## What to work on
Leave out the pictures and restate the rest of the data exactly.
##### Dataset
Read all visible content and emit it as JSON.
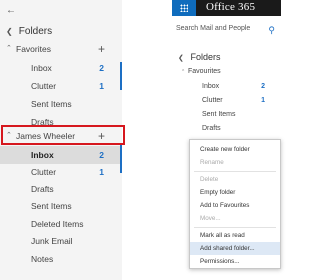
{
  "left": {
    "title": "Folders",
    "favorites": {
      "label": "Favorites",
      "items": [
        {
          "label": "Inbox",
          "count": "2"
        },
        {
          "label": "Clutter",
          "count": "1"
        },
        {
          "label": "Sent Items",
          "count": ""
        },
        {
          "label": "Drafts",
          "count": ""
        }
      ]
    },
    "account": {
      "label": "James Wheeler",
      "items": [
        {
          "label": "Inbox",
          "count": "2"
        },
        {
          "label": "Clutter",
          "count": "1"
        },
        {
          "label": "Drafts",
          "count": ""
        },
        {
          "label": "Sent Items",
          "count": ""
        },
        {
          "label": "Deleted Items",
          "count": ""
        },
        {
          "label": "Junk Email",
          "count": ""
        },
        {
          "label": "Notes",
          "count": ""
        }
      ]
    }
  },
  "right": {
    "brand": "Office 365",
    "search_placeholder": "Search Mail and People",
    "title": "Folders",
    "favourites": {
      "label": "Favourites",
      "items": [
        {
          "label": "Inbox",
          "count": "2"
        },
        {
          "label": "Clutter",
          "count": "1"
        },
        {
          "label": "Sent Items",
          "count": ""
        },
        {
          "label": "Drafts",
          "count": ""
        }
      ]
    },
    "menu": [
      {
        "label": "Create new folder",
        "disabled": false
      },
      {
        "label": "Rename",
        "disabled": true
      },
      {
        "label": "Delete",
        "disabled": true
      },
      {
        "label": "Empty folder",
        "disabled": false
      },
      {
        "label": "Add to Favourites",
        "disabled": false
      },
      {
        "label": "Move...",
        "disabled": true
      },
      {
        "label": "Mark all as read",
        "disabled": false
      },
      {
        "label": "Add shared folder...",
        "disabled": false
      },
      {
        "label": "Permissions...",
        "disabled": false
      }
    ]
  },
  "colors": {
    "accent": "#1d6fc4",
    "highlight_border": "#d6171e",
    "topbar": "#1a1a1a",
    "waffle": "#0f6cbd",
    "menu_hover": "#dde8f5"
  }
}
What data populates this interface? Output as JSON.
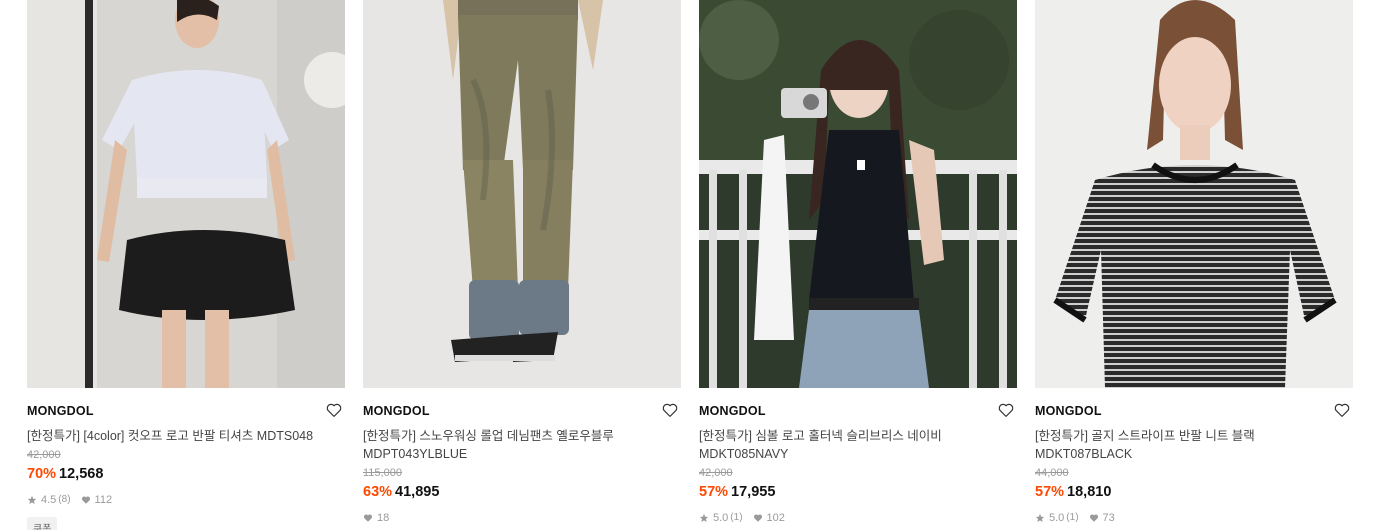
{
  "products": [
    {
      "brand": "MONGDOL",
      "name": "[한정특가] [4color] 컷오프 로고 반팔 티셔츠 MDTS048",
      "original_price": "42,000",
      "discount": "70%",
      "price": "12,568",
      "rating": "4.5",
      "review_count": "(8)",
      "likes": "112",
      "tag": "쿠폰"
    },
    {
      "brand": "MONGDOL",
      "name": "[한정특가] 스노우워싱 롤업 데님팬츠 옐로우블루 MDPT043YLBLUE",
      "original_price": "115,000",
      "discount": "63%",
      "price": "41,895",
      "likes": "18"
    },
    {
      "brand": "MONGDOL",
      "name": "[한정특가] 심볼 로고 홀터넥 슬리브리스 네이비 MDKT085NAVY",
      "original_price": "42,000",
      "discount": "57%",
      "price": "17,955",
      "rating": "5.0",
      "review_count": "(1)",
      "likes": "102"
    },
    {
      "brand": "MONGDOL",
      "name": "[한정특가] 골지 스트라이프 반팔 니트 블랙 MDKT087BLACK",
      "original_price": "44,000",
      "discount": "57%",
      "price": "18,810",
      "rating": "5.0",
      "review_count": "(1)",
      "likes": "73"
    }
  ],
  "colors": {
    "discount": "#ff4800",
    "muted": "#9a9a9a"
  },
  "icons": {
    "wishlist": "heart-outline-icon",
    "rating": "star-icon",
    "likes": "heart-filled-icon"
  }
}
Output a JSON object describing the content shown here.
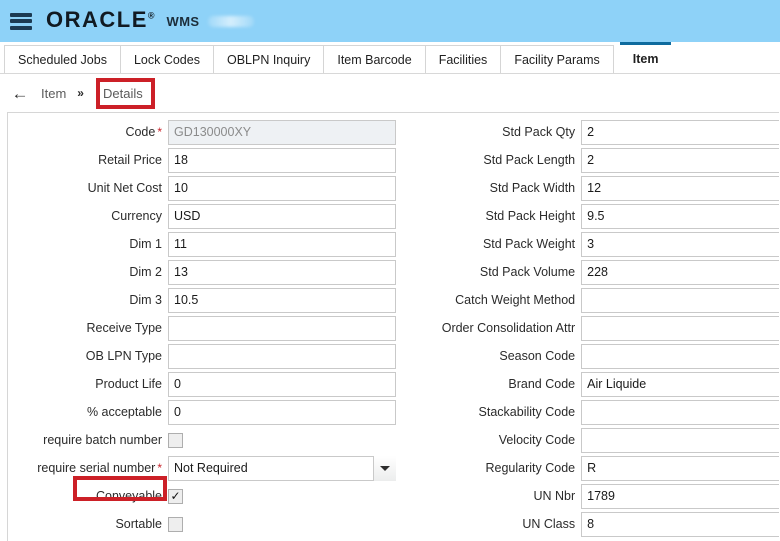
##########
## Answer box
Read all visible content and emit it as JSON.
{
  "left": {
    "title": "Folders",
    "favorites": {
      "label": "Favorites",
      "items": [
        {
          "label": "Inbox",
          "count": "2"
        },
        {
          "label": "Clutter",
          "count": "1"
        },
        {
          "label": "Sent Items",
          "count": ""
        },
        {
          "label": "Drafts",
          "count": ""
        }
      ]
    },
    "account": {
      "label": "James Wheeler",
      "items": [
        {
          "label": "Inbox",
          "count": "2"
        },
        {
          "label": "Clutter",
          "count": "1"
        },
        {
          "label": "Drafts",
          "count": ""
        },
        {
          "label": "Sent Items",
          "count": ""
        },
        {
          "label": "Deleted Items",
          "count": ""
        },
        {
          "label": "Junk Email",
          "count": ""
        },
        {
          "label": "Notes",
          "count": ""
        }
      ]
    }
  },
  "right": {
    "brand": "Office 365",
    "search_placeholder": "Search Mail and People",
    "title": "Folders",
    "favourites": {
      "label": "Favourites",
      "items": [
        {
          "label": "Inbox",
          "count": "2"
        },
        {
          "label": "Clutter",
          "count": "1"
        },
        {
          "label": "Sent Items",
          "count": ""
        },
        {
          "label": "Drafts",
          "count": ""
        }
      ]
    },
    "menu": [
      {
        "label": "Create new folder",
        "disabled": false
      },
      {
        "label": "Rename",
        "disabled": true
      },
      {
        "label": "Delete",
        "disabled": true
      },
      {
        "label": "Empty folder",
        "disabled": false
      },
      {
        "label": "Add to Favourites",
        "disabled": false
      },
      {
        "label": "Move...",
        "disabled": true
      },
      {
        "label": "Mark all as read",
        "disabled": false
      },
      {
        "label": "Add shared folder...",
        "disabled": false
      },
      {
        "label": "Permissions...",
        "disabled": false
      }
    ]
  },
  "colors": {
    "accent": "#1d6fc4",
    "highlight_border": "#d6171e",
    "topbar": "#1a1a1a",
    "waffle": "#0f6cbd",
    "menu_hover": "#dde8f5"
  }
}
What data populates this interface? Output as JSON.
{
  "products": [
    {
      "brand": "MONGDOL",
      "name": "[한정특가] [4color] 컷오프 로고 반팔 티셔츠 MDTS048",
      "original_price": "42,000",
      "discount": "70%",
      "price": "12,568",
      "rating": "4.5",
      "review_count": "(8)",
      "likes": "112",
      "tag": "쿠폰"
    },
    {
      "brand": "MONGDOL",
      "name": "[한정특가] 스노우워싱 롤업 데님팬츠 옐로우블루 MDPT043YLBLUE",
      "original_price": "115,000",
      "discount": "63%",
      "price": "41,895",
      "likes": "18"
    },
    {
      "brand": "MONGDOL",
      "name": "[한정특가] 심볼 로고 홀터넥 슬리브리스 네이비 MDKT085NAVY",
      "original_price": "42,000",
      "discount": "57%",
      "price": "17,955",
      "rating": "5.0",
      "review_count": "(1)",
      "likes": "102"
    },
    {
      "brand": "MONGDOL",
      "name": "[한정특가] 골지 스트라이프 반팔 니트 블랙 MDKT087BLACK",
      "original_price": "44,000",
      "discount": "57%",
      "price": "18,810",
      "rating": "5.0",
      "review_count": "(1)",
      "likes": "73"
    }
  ],
  "colors": {
    "discount": "#ff4800",
    "muted": "#9a9a9a"
  },
  "icons": {
    "wishlist": "heart-outline-icon",
    "rating": "star-icon",
    "likes": "heart-filled-icon"
  }
}
Output a JSON object describing the content shown here.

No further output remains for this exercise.